## Work task
Would you please output only the lines from the one containing "Serialize everything readable" through the end of the entries below, exactly as written?

## Record set
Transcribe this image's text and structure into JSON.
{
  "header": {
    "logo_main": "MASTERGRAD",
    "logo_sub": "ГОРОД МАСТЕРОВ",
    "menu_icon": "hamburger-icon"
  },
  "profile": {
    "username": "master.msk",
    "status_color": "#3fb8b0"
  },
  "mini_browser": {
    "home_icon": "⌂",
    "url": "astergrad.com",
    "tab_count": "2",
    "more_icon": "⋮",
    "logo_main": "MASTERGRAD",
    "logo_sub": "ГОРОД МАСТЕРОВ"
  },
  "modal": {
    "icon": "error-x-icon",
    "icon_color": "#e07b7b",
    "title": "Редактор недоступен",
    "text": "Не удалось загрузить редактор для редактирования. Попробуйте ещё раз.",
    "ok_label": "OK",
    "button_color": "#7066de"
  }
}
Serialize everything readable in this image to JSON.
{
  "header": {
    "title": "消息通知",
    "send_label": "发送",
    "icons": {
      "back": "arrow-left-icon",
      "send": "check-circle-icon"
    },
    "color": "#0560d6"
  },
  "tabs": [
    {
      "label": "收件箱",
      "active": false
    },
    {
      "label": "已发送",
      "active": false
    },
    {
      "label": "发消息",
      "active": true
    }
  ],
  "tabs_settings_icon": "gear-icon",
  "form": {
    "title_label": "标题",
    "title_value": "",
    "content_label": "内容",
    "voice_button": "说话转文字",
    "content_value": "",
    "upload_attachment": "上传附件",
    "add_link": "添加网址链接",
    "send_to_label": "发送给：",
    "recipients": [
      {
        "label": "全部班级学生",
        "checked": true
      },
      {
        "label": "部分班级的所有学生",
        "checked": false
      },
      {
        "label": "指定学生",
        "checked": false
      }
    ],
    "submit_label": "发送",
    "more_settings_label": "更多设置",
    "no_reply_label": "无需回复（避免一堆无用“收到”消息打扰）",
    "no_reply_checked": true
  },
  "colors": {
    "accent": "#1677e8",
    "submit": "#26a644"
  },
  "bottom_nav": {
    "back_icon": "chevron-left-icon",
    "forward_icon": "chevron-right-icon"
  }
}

## Output below
Serialize everything readable in this image to JSON.
{
  "header": {
    "title": "消息通知",
    "send_label": "发送",
    "icons": {
      "back": "arrow-left-icon",
      "send": "check-circle-icon"
    },
    "color": "#0560d6"
  },
  "tabs": [
    {
      "label": "收件箱",
      "active": false
    },
    {
      "label": "已发送",
      "active": false
    },
    {
      "label": "发消息",
      "active": true
    }
  ],
  "tabs_settings_icon": "gear-icon",
  "form": {
    "title_label": "标题",
    "title_value": "",
    "content_label": "内容",
    "voice_button": "说话转文字",
    "content_value": "",
    "upload_attachment": "上传附件",
    "add_link": "添加网址链接",
    "send_to_label": "发送给：",
    "recipients": [
      {
        "label": "全部班级学生",
        "checked": true
      },
      {
        "label": "部分班级的所有学生",
        "checked": false
      },
      {
        "label": "指定学生",
        "checked": false
      }
    ],
    "submit_label": "发送",
    "more_settings_label": "更多设置",
    "no_reply_label": "无需回复（避免一堆无用“收到”消息打扰）",
    "no_reply_checked": true
  },
  "colors": {
    "accent": "#1677e8",
    "submit": "#26a644"
  },
  "bottom_nav": {
    "back_icon": "chevron-left-icon",
    "forward_icon": "chevron-right-icon"
  }
}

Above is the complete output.